» WORK ORDER
What lines below include the string "title"? Pick them out and copy them.
*** Begin section ***
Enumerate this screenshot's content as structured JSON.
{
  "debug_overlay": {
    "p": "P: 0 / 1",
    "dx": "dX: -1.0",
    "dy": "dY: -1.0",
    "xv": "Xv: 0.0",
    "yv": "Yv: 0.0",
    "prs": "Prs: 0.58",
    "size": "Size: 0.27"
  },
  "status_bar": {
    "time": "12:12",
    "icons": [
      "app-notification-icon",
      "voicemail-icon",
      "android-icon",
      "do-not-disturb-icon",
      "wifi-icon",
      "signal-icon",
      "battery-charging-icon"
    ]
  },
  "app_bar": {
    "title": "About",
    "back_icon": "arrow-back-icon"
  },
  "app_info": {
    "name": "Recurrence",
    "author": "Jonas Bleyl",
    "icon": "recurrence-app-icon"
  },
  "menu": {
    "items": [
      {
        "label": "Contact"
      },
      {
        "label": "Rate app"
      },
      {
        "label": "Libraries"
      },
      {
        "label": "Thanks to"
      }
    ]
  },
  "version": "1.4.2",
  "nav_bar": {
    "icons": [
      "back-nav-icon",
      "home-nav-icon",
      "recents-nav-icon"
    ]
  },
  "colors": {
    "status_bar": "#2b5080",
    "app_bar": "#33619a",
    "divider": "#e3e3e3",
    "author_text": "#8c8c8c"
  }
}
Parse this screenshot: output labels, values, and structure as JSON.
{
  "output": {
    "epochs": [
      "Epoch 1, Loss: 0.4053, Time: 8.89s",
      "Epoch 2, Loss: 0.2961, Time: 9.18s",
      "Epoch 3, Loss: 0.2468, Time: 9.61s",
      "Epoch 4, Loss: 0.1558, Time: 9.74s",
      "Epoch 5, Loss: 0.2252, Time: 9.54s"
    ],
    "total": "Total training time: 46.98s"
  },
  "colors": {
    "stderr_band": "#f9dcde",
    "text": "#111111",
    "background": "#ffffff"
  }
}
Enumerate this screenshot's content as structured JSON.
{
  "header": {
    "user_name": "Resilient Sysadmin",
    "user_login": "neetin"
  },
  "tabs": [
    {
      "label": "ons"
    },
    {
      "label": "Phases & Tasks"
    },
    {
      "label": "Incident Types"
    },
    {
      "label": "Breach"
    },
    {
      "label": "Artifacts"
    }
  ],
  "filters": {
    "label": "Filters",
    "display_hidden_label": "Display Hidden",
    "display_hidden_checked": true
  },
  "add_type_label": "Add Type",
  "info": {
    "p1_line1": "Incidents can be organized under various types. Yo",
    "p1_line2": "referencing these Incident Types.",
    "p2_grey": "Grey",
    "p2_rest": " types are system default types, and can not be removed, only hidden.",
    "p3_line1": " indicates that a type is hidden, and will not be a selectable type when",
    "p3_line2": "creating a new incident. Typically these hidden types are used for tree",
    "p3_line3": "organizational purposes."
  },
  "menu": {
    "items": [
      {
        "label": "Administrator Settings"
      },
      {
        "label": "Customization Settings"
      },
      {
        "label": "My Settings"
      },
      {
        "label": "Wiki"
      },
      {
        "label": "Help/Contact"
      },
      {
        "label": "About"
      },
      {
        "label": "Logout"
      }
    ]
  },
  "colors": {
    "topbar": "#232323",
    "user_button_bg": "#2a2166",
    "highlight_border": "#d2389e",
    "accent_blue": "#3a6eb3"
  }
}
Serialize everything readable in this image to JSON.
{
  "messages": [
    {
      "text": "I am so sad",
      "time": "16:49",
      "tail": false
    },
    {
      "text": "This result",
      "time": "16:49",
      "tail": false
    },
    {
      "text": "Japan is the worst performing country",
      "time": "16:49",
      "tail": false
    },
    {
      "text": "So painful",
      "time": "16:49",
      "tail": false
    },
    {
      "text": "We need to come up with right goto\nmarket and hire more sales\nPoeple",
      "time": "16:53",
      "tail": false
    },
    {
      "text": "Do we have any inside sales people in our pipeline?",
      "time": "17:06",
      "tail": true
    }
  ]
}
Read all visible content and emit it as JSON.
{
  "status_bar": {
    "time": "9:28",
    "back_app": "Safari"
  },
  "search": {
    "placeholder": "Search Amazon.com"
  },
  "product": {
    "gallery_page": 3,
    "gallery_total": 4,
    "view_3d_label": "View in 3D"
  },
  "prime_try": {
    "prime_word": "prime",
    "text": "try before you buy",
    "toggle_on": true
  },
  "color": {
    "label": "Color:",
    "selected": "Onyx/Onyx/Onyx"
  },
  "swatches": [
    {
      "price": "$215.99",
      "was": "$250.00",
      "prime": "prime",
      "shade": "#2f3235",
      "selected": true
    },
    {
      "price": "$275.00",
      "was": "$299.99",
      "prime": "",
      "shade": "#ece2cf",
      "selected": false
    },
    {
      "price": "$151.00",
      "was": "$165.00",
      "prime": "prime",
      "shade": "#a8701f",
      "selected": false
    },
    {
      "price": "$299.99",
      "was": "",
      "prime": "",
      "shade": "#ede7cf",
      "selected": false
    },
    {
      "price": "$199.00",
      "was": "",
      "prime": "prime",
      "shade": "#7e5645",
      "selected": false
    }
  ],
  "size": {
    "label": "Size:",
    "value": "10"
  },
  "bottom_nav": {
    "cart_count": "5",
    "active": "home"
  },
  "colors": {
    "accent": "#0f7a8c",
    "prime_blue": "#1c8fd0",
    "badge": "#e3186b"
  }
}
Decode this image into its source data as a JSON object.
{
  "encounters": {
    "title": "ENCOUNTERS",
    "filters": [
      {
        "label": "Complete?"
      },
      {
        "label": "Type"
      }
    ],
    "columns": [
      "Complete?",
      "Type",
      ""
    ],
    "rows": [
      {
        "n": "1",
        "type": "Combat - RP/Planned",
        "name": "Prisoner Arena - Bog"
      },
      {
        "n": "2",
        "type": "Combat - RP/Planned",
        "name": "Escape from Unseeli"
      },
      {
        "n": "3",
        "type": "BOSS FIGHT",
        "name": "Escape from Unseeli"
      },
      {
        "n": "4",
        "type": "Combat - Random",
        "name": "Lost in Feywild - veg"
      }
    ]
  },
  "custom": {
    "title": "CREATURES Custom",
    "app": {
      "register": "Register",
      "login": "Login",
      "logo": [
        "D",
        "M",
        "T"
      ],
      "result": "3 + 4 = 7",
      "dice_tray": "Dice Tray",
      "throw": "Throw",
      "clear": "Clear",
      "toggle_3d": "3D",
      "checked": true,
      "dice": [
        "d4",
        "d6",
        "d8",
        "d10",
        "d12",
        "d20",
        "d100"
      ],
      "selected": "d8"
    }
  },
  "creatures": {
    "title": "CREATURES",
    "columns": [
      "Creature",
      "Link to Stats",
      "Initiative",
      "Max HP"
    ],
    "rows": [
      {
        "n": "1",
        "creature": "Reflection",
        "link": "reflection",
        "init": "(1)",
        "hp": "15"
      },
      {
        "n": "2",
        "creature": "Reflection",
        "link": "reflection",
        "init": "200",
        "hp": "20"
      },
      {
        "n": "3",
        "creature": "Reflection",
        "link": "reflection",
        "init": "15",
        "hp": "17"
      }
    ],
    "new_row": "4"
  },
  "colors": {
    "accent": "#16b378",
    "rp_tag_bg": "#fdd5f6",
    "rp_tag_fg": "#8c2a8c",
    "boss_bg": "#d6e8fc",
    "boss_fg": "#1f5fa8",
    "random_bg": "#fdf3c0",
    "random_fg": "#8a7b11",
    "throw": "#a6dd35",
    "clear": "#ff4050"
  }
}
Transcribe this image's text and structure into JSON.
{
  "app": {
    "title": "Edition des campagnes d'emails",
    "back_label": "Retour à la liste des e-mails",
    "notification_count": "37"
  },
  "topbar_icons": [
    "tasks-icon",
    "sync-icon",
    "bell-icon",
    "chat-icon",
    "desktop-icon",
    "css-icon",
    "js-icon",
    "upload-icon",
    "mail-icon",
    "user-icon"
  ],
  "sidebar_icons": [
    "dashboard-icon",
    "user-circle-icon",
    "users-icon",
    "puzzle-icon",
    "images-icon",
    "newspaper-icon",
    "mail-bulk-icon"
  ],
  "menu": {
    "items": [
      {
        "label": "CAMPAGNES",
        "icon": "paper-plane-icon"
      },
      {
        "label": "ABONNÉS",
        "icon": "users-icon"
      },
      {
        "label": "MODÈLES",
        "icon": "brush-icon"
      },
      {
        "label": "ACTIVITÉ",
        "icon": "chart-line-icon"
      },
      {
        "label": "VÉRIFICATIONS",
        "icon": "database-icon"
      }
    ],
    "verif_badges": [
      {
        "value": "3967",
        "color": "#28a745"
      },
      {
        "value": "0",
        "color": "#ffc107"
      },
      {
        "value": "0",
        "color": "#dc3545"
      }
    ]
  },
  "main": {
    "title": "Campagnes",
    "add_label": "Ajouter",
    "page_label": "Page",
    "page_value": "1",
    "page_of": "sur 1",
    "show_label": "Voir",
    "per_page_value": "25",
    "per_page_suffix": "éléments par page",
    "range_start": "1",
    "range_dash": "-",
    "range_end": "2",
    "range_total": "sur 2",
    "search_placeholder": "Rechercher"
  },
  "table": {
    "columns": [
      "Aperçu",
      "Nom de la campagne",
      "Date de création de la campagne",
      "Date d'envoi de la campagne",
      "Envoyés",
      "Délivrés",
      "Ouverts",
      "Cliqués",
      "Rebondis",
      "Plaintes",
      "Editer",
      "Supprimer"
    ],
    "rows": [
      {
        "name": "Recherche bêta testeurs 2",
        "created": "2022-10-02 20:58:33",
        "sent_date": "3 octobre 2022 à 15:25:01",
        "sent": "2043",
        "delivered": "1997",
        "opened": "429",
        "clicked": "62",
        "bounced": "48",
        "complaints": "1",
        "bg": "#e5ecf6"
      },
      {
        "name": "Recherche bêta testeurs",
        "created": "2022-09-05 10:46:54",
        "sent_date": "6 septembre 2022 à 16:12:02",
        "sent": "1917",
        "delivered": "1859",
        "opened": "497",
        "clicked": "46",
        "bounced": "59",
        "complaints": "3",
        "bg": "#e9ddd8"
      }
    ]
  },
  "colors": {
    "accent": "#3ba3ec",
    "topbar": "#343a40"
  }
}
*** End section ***
» ANSWER FOR THIS EXERCISE
    "title": "About",
    "title": "ENCOUNTERS",
    "title": "CREATURES Custom",
    "title": "CREATURES",
    "title": "Edition des campagnes d'emails",
    "title": "Campagnes",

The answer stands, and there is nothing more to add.